Dunn would be perfect fit at Wrigley

Adam Dunn is tied with Albert Pujols for the most home runs by an opponent at Wrigley Field with 25. Warren Wimmer/Icon SMI

After hiring a new manager in the next couple of weeks, the Chicago Cubs will concentrate their effort on filling the void of first baseman Derrek Lee.

Free-agent first baseman Adam Dunn is the top priority for the Cubs. Dunn, who will be 31 on Nov. 9, is a left-handed power hitter who has averaged over 40 home runs and 100 RBIs since 2004. An even more important stat on Dunn is that over that seven-year period, he's only missed 26 games, for an average of just over three per season.

Dunn's career OPS -- a combination of on-base percentage and slugging -- is an impressive .902. The Cubs' need for a left-handed power bat has been a weakness for years.

Wrigley Field is the toughest park for a left-handed pull hitter to hit home runs. Two of the main reasons for that is that the longest foul poles are at Wrigley: 353 feet down the right-field line, which is incredibly long for any ball pulled that dramatically. Secondly, the wind out of the east is the most prevalent deterrent for left-handed pull hitters. Only a handful of left-handed hitters have done well at Wrigley. Billy Williams, a line-drive hitter, used the whole park to master his stroke.

Dunn's power, however, most likely would negate those deterrents.
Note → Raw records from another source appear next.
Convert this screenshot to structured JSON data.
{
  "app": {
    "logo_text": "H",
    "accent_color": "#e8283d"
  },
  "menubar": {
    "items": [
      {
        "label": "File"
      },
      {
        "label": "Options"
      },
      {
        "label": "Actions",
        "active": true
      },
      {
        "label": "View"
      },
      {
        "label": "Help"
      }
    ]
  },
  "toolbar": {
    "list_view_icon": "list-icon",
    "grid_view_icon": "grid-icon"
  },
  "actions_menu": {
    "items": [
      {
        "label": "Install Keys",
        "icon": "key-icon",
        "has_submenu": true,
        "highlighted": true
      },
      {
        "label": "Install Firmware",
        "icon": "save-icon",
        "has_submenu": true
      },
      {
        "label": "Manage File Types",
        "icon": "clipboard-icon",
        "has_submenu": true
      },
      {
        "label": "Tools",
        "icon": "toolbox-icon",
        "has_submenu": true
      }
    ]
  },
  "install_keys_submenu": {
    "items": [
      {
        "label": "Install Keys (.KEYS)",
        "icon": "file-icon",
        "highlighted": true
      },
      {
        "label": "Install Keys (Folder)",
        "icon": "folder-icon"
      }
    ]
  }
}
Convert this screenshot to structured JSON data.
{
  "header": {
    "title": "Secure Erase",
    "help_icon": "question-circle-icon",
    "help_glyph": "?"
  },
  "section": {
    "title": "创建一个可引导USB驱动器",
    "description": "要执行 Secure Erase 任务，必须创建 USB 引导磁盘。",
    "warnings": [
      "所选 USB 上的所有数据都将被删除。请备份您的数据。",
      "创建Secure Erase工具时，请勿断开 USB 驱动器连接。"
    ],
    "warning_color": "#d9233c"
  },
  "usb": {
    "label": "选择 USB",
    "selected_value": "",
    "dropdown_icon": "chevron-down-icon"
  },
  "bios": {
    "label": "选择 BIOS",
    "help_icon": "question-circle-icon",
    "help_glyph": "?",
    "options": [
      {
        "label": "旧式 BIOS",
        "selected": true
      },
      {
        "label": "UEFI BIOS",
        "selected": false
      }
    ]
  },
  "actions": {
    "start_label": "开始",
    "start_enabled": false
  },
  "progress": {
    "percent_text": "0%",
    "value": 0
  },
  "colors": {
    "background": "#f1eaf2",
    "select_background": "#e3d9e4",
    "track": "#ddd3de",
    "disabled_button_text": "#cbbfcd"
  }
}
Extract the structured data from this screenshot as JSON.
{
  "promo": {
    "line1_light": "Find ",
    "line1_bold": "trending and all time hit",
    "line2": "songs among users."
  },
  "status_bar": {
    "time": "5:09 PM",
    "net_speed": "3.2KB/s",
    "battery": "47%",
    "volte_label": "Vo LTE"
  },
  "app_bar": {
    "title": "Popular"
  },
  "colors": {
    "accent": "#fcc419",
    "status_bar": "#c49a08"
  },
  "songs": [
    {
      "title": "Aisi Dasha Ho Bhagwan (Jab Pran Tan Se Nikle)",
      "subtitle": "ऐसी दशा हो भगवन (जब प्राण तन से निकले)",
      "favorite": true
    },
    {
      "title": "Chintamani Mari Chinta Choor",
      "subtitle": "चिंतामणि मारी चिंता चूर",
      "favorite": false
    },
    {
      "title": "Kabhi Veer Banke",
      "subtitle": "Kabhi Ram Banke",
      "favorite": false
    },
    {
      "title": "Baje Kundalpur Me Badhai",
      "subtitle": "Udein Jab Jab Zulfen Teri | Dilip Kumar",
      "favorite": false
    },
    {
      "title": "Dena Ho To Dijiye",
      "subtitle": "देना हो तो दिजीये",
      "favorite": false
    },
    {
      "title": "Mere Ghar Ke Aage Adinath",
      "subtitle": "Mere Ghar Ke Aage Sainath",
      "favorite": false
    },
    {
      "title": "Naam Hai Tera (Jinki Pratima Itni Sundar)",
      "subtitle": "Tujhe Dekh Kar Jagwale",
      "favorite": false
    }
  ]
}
Dunn's 25 home runs at Wrigley ties him with Albert Pujols for the most by any active opponent. Career wise, he has 41 home runs against the Cubs, which is second to Pujols' 47 for active players. The 25 home runs have come in 66 games at Wrigley.

A solid clubhouse guy as well as a team-leader type, Dunn is a well-liked individual.

The downside starts with 199 strikeouts in 2010, which was the second-most in baseball. His career average is .250. His strikeout stats indicated he strikes out one out of every three at-bats. The good news is his .358 on-base percentage is way above the league average, which is right around .330.

Two other negatives include Dunn's fielding at first, where he had 13 errors. That's way below average. And the range factor, where again he comes up short.

One other deterrent is his slowness, which makes him somewhat of a base-clogger.

He's coming off a two-year, $20 million contract. An MLB source told ESPNChicago that he would consider the Cubs to be one of his top choices. Cubs general manger Jim Hendry has a personal friendship with Dunn. The Nationals tried unsuccessfully to sign him to a deal before the season ended. Washington has exclusive negotiating rights with Dunn until five days after the World Series, when he automatically becomes a free agent.

Cubs players such as Carlos Zambrano and Marlon Byrd came out strong in support of Dunn during the final days of the Cubs' season.

On Friday, we'll look at other alternatives at first.